A very merry Christmas to all of my Hencam friends who celebrate the holiday!
On Christmas Eve I am giving the girls a special wreath made out of kale and apples – food being the one thing that I know they have all asked Santa for (well, in all honesty, that’s just about all they ever ask for.)
If you watch Hencam tomorrow, you’ll see their present. I took a wild bird suet feeder, filled it with apples, and circled it with kale and parsley. If you catch Hencam a little later in the week (or, probably an hour after hanging the wreath in the morning), it will be a mess – though still enjoyed by the hens. That’s one nice thing about chickens – they are so easy to please.
Dark leafy greens are an especially healthy treat for chickens, especially in the winter. Years ago, the small-scale farmer would have owned a special hand-grinder to shred vegetables into bite-sized bits to feed their hens. I could chop up the veggies – but putting them out whole gives the girls something to keep them busy.
I’ll be taking a short blogging break until after the New Year. Happy and safe holidays to all!
This is what a chicken looks like when she molts:
Not a pretty sight, is it? If you don’t recognize her, this is Ginger (check the bios page.) Right now her tail is a stump, she’s got loose old feathers falling out, and her head looks like it belongs to a vulture. Look close, though and you can see quills, which will turn into new, shiny, full feathers.
A chicken molts once a year. During the molt, not only does the hen have a “bad hair day,” but she also stops laying eggs. All of her body’s nutrients are put into making new feathers. The molt lasts anywhere from a month to two, depending on the chicken. This is a problem for commercial growers, who sometimes induce the molt by starving the entire flock. Not here. The girls look awful, but are getting a rest from egg laying. By the time there’s enough sunlight to turn their bodies’ clocks back to laying mode, they’re back in full-feather and looking fine.
I do feel badly for Ginger, though. It was only 4 degrees F. this morning, and she doesn’t have her full-insulating down coat on. But, she seemed fine. She lives in a snug coop, and can huddle with the other hens at night.
Ginger is a hen that loves to have her picture taken. She poses, she stares, she gets right up to the lens. Today, though, she scurried away from me. Perhaps she knows how she looks?
If it’s been awhile since you checked out my chicken keeping Web site, go take a look. I’ve added another book to the books for children section. I think that childrens’ books make great gifts, even for adults. In fact, I gave my husband How the Ladies Stopped the Wind, for Hanukkah this year. How could I resist when it has this refrain: “It was the chickens’ job to make fertizlizer for the trees. They did their job very well.”

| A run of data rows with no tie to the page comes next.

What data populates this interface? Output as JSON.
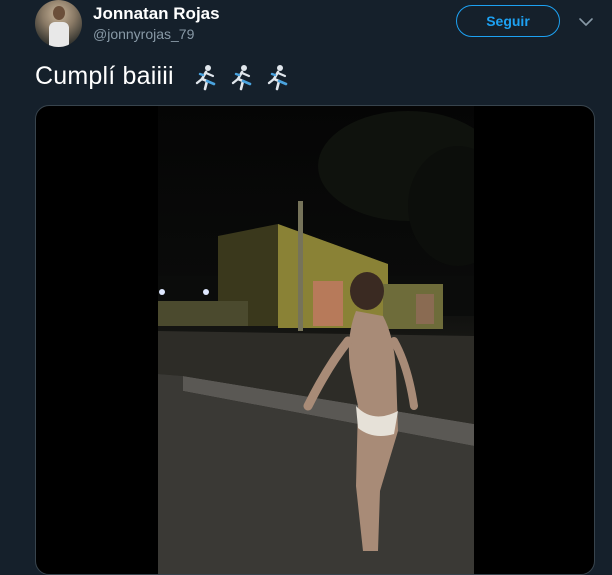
{
  "user": {
    "display_name": "Jonnatan Rojas",
    "handle": "@jonnyrojas_79"
  },
  "follow_label": "Seguir",
  "tweet": {
    "text": "Cumplí baiiii",
    "emoji_icons": [
      "runner-icon",
      "runner-icon",
      "runner-icon"
    ]
  },
  "colors": {
    "background": "#15202b",
    "accent": "#1da1f2",
    "secondary_text": "#8899a6"
  }
}
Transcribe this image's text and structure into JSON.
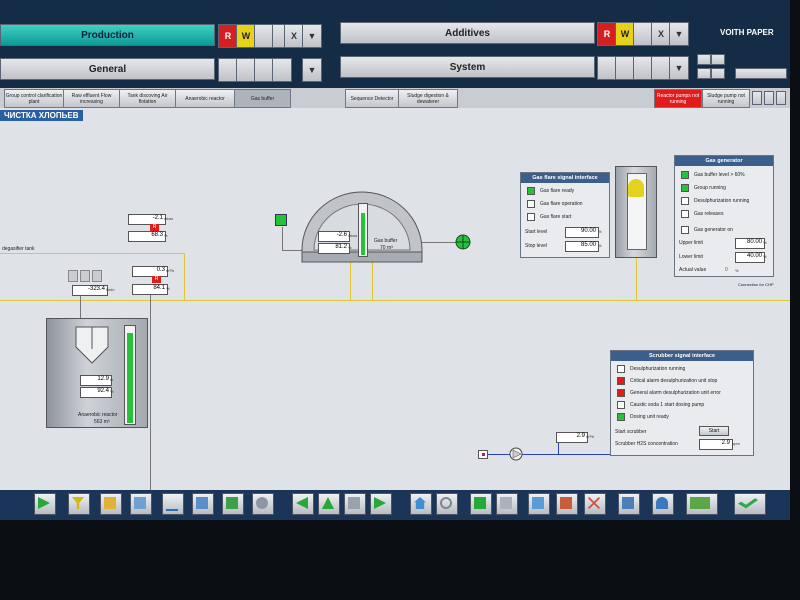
{
  "top_nav": {
    "production": "Production",
    "additives": "Additives",
    "general": "General",
    "system": "System",
    "alarm_r": "R",
    "alarm_w": "W",
    "x": "X",
    "brand": "VOITH PAPER"
  },
  "tabs": [
    "Group control clarification plant",
    "Raw effluent Flow increasing",
    "Tank discoving Air flotation",
    "Anaerobic reactor",
    "Gas buffer",
    "Sequence Detector",
    "Sludge digestion & dewaterer",
    "Reactor pumps not running",
    "Sludge pump not running"
  ],
  "page_title": "ЧИСТКА ХЛОПЬЕВ",
  "left_label": "degasifier tank",
  "readouts": {
    "r1": {
      "value": "-2.1",
      "unit": "mbar"
    },
    "r2": {
      "value": "68.3",
      "unit": "%"
    },
    "r3": {
      "value": "0.3",
      "unit": "m³/h"
    },
    "r4": {
      "value": "-323.4",
      "unit": "l/min"
    },
    "r5": {
      "value": "84.1",
      "unit": "%"
    },
    "r6": {
      "value": "12.9",
      "unit": "m"
    },
    "r7": {
      "value": "92.4",
      "unit": "%"
    },
    "r8": {
      "value": "-2.6",
      "unit": "mbar"
    },
    "r9": {
      "value": "81.2",
      "unit": "%"
    },
    "r10": {
      "value": "2.9",
      "unit": "m³/h"
    }
  },
  "gas_buffer_label": "Gas buffer",
  "gas_buffer_volume": "70 m³",
  "reactor_label": "Anaerobic reactor",
  "reactor_volume": "563 m³",
  "gas_flare": {
    "title": "Gas flare signal interface",
    "rows": [
      "Gas flare ready",
      "Gas flare operation",
      "Gas flare start"
    ],
    "start_level_label": "Start level",
    "start_level": "90.00",
    "stop_level_label": "Stop level",
    "stop_level": "85.00",
    "unit": "%"
  },
  "gas_generator": {
    "title": "Gas generator",
    "rows": [
      "Gas buffer level > 60%",
      "Group running",
      "Desulphurization running",
      "Gas releases"
    ],
    "gen_on": "Gas generator on",
    "upper_limit_label": "Upper limit",
    "upper_limit": "80.00",
    "lower_limit_label": "Lower limit",
    "lower_limit": "40.00",
    "actual_label": "Actual value",
    "actual_value": "0",
    "unit": "%"
  },
  "right_note": "Connection for CHP",
  "scrubber": {
    "title": "Scrubber signal interface",
    "rows": [
      "Desulphurization running",
      "Critical alarm desulphurization unit stop",
      "General alarm desulphurization unit error",
      "Caustic soda 1 start dosing pump",
      "Dosing unit ready"
    ],
    "start_label": "Start scrubber",
    "start_btn": "Start",
    "h2s_label": "Scrubber H2S concentration",
    "h2s_value": "2.9",
    "h2s_unit": "ppm"
  },
  "colors": {
    "accent": "#2a5fa0",
    "ok": "#27c13b",
    "alarm": "#e21b1b",
    "pipe": "#e3c431"
  }
}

It looks like just a dreary day outside, but actually the weather is horrid. There is a misty drizzle coming down, but the temperature is 31 degrees F – so as soon as the rain hits the ground, it freezes. There’s a thin sheen of ice on the snow, on the paths, on the driveway, and even on the perches in the outside run. It ‘s treacherous! This morning I put down hay for the girls, so that they have secure footing outside.
I get a lot of questions about how to take care of chickens in the winter, and it is usually easier than people think. I’ve got winter-hardy breeds, and all they need is a dry house that is free of drafts, and good food and clear water always available. People who own frizzles, Polish, and silkies use heat lamps because those breeds have feathers that don’t insulate as well. No chicken can handle being wet and cold. Most chickens know enough to come in before they get soaked, but once in awhile you have that bird who seems more bird-brained than the rest. On days like this, I keep an eye out.

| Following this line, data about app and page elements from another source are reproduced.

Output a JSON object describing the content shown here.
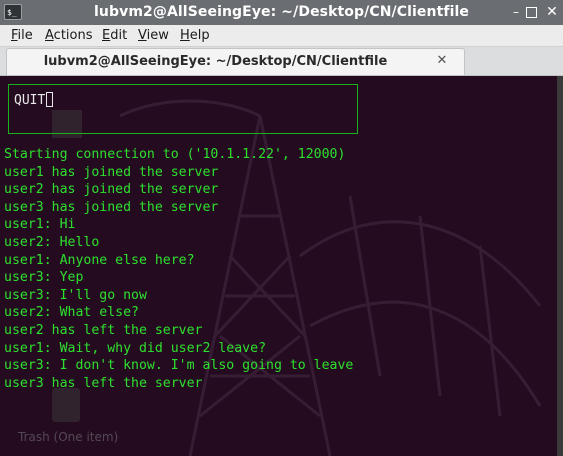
{
  "window": {
    "app_icon_text": "$_",
    "title": "lubvm2@AllSeeingEye: ~/Desktop/CN/Clientfile",
    "controls": {
      "minimize": "–",
      "maximize": "",
      "close": "✕"
    }
  },
  "menubar": {
    "items": [
      {
        "first": "F",
        "rest": "ile"
      },
      {
        "first": "A",
        "rest": "ctions"
      },
      {
        "first": "E",
        "rest": "dit"
      },
      {
        "first": "V",
        "rest": "iew"
      },
      {
        "first": "H",
        "rest": "elp"
      }
    ]
  },
  "tab": {
    "label": "lubvm2@AllSeeingEye: ~/Desktop/CN/Clientfile",
    "close": "✕"
  },
  "terminal": {
    "input_value": "QUIT",
    "output_lines": [
      "Starting connection to ('10.1.1.22', 12000)",
      "user1 has joined the server",
      "user2 has joined the server",
      "user3 has joined the server",
      "user1: Hi",
      "user2: Hello",
      "user1: Anyone else here?",
      "user3: Yep",
      "user3: I'll go now",
      "user2: What else?",
      "user2 has left the server",
      "user1: Wait, why did user2 leave?",
      "user3: I don't know. I'm also going to leave",
      "user3 has left the server"
    ]
  },
  "desktop": {
    "trash_label": "Trash (One item)"
  },
  "colors": {
    "terminal_bg": "#240b20",
    "text_green": "#2ee02e",
    "box_border": "#19b219",
    "titlebar_bg": "#6a6e73"
  }
}
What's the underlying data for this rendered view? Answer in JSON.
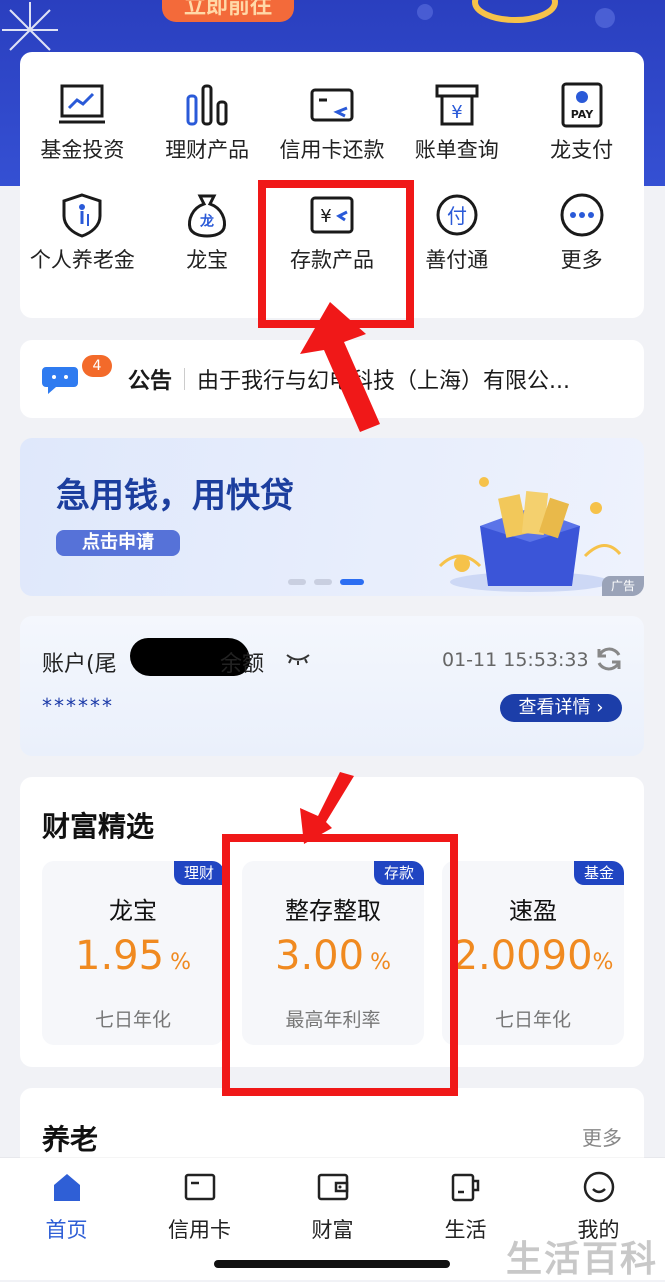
{
  "banner": {
    "cta_label": "立即前往"
  },
  "menu": {
    "row1": [
      {
        "label": "基金投资",
        "icon": "fund-chart-icon"
      },
      {
        "label": "理财产品",
        "icon": "bar-chart-icon"
      },
      {
        "label": "信用卡还款",
        "icon": "card-repay-icon"
      },
      {
        "label": "账单查询",
        "icon": "bill-icon"
      },
      {
        "label": "龙支付",
        "icon": "pay-icon"
      }
    ],
    "row2": [
      {
        "label": "个人养老金",
        "icon": "pension-shield-icon"
      },
      {
        "label": "龙宝",
        "icon": "money-bag-icon"
      },
      {
        "label": "存款产品",
        "icon": "deposit-icon"
      },
      {
        "label": "善付通",
        "icon": "pay-circle-icon"
      },
      {
        "label": "更多",
        "icon": "more-icon"
      }
    ],
    "pay_icon_text": "PAY",
    "bag_icon_text": "龙",
    "fu_icon_text": "付"
  },
  "notice": {
    "badge": "4",
    "title": "公告",
    "text": "由于我行与幻电科技（上海）有限公..."
  },
  "promo": {
    "title": "急用钱，用快贷",
    "button": "点击申请",
    "ad_tag": "广告",
    "active_dot": 2
  },
  "account": {
    "label": "账户(尾",
    "balance_label": "余额",
    "time": "01-11 15:53:33",
    "masked_balance": "******",
    "detail_button": "查看详情"
  },
  "wealth": {
    "title": "财富精选",
    "products": [
      {
        "tag": "理财",
        "name": "龙宝",
        "rate": "1.95",
        "unit": "%",
        "sub": "七日年化"
      },
      {
        "tag": "存款",
        "name": "整存整取",
        "rate": "3.00",
        "unit": "%",
        "sub": "最高年利率"
      },
      {
        "tag": "基金",
        "name": "速盈",
        "rate": "2.0090",
        "unit": "%",
        "sub": "七日年化"
      }
    ]
  },
  "retire": {
    "title": "养老",
    "more": "更多"
  },
  "tabbar": [
    {
      "label": "首页",
      "icon": "home-icon",
      "active": true
    },
    {
      "label": "信用卡",
      "icon": "credit-card-icon",
      "active": false
    },
    {
      "label": "财富",
      "icon": "wallet-icon",
      "active": false
    },
    {
      "label": "生活",
      "icon": "cup-icon",
      "active": false
    },
    {
      "label": "我的",
      "icon": "smile-icon",
      "active": false
    }
  ],
  "watermark": "生活百科",
  "colors": {
    "brand_blue": "#2045c2",
    "rate_orange": "#f08a20",
    "highlight_red": "#f01818",
    "tab_active": "#2f5fd6"
  }
}
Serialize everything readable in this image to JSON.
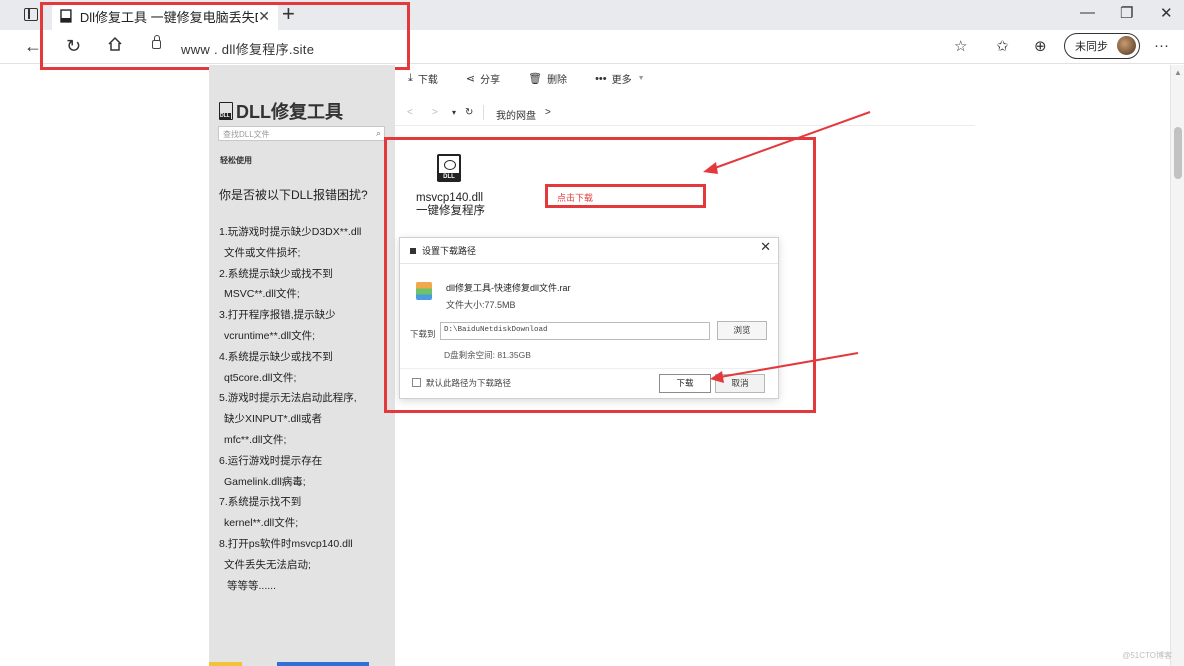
{
  "browser": {
    "tab_title": "Dll修复工具 一键修复电脑丢失D",
    "tab_close": "✕",
    "new_tab": "+",
    "url": "www . dll修复程序.site",
    "sync_label": "未同步",
    "more": "···"
  },
  "left_panel": {
    "logo_title": "DLL修复工具",
    "search_placeholder": "查找DLL文件",
    "subtitle": "轻松使用",
    "question": "你是否被以下DLL报错困扰?",
    "items": [
      "1.玩游戏时提示缺少D3DX**.dll",
      "文件或文件损坏;",
      "2.系统提示缺少或找不到",
      "MSVC**.dll文件;",
      "3.打开程序报错,提示缺少",
      "vcruntime**.dll文件;",
      "4.系统提示缺少或找不到",
      "qt5core.dll文件;",
      "5.游戏时提示无法启动此程序,",
      "缺少XINPUT*.dll或者",
      "mfc**.dll文件;",
      "6.运行游戏时提示存在",
      "Gamelink.dll病毒;",
      "7.系统提示找不到",
      "kernel**.dll文件;",
      "8.打开ps软件时msvcp140.dll",
      "文件丢失无法启动;",
      "等等等......"
    ]
  },
  "toolbar": {
    "download": "下载",
    "share": "分享",
    "delete": "删除",
    "more": "更多"
  },
  "pathbar": {
    "back": "<",
    "forward": ">",
    "dropdown": "▾",
    "refresh": "↻",
    "breadcrumb": "我的网盘",
    "sep": ">"
  },
  "file": {
    "name_line1": "msvcp140.dll",
    "name_line2": "一键修复程序"
  },
  "annotation": "点击下载",
  "dialog": {
    "title": "设置下载路径",
    "close": "✕",
    "file_name": "dll修复工具-快速修复dll文件.rar",
    "file_size": "文件大小:77.5MB",
    "download_to_label": "下载到",
    "path": "D:\\BaiduNetdiskDownload",
    "browse": "浏览",
    "free_space": "D盘剩余空间: 81.35GB",
    "default_path_label": "默认此路径为下载路径",
    "download_button": "下载",
    "cancel_button": "取消"
  },
  "watermark": "@51CTO博客",
  "colors": {
    "annotation_red": "#e3393c",
    "side_panel": "#e3e3e3",
    "tab_bar": "#e8eaed"
  }
}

The two new hens have settled right into their new flock. Just as I thought, the Wyandottes became immediate pals. Alma is the golden-laced (who was previously in the HenCam barn) and Mazie is the silver-laced. Wyandottes are an old American breed. They have rose combs (contrast their bumpy low comb to the upright one on Snowball) and are winter hardy, good layers, and active but not aggressive.
I’ve named the other new hen LuLu. She is a Sussex – the breed is named for where they were developed – Sussex, England. She has yet to find a best friend. But, not all chickens do. Buffy, at the bottom of the totem pole, is at the fringes of flock life. Snowball, is one of the top dogs (to mix metaphors), but she doesn’t care and goes about her life without interacting much with the other hens. It’s too early to see where LuLu will fit in. But, isn’t she simply stunning? Notice the creamy white legs (compare to the Wyandottes’ yellow shanks.) LuLu has just reached maturity. I can’t wait to see what her eggs look like.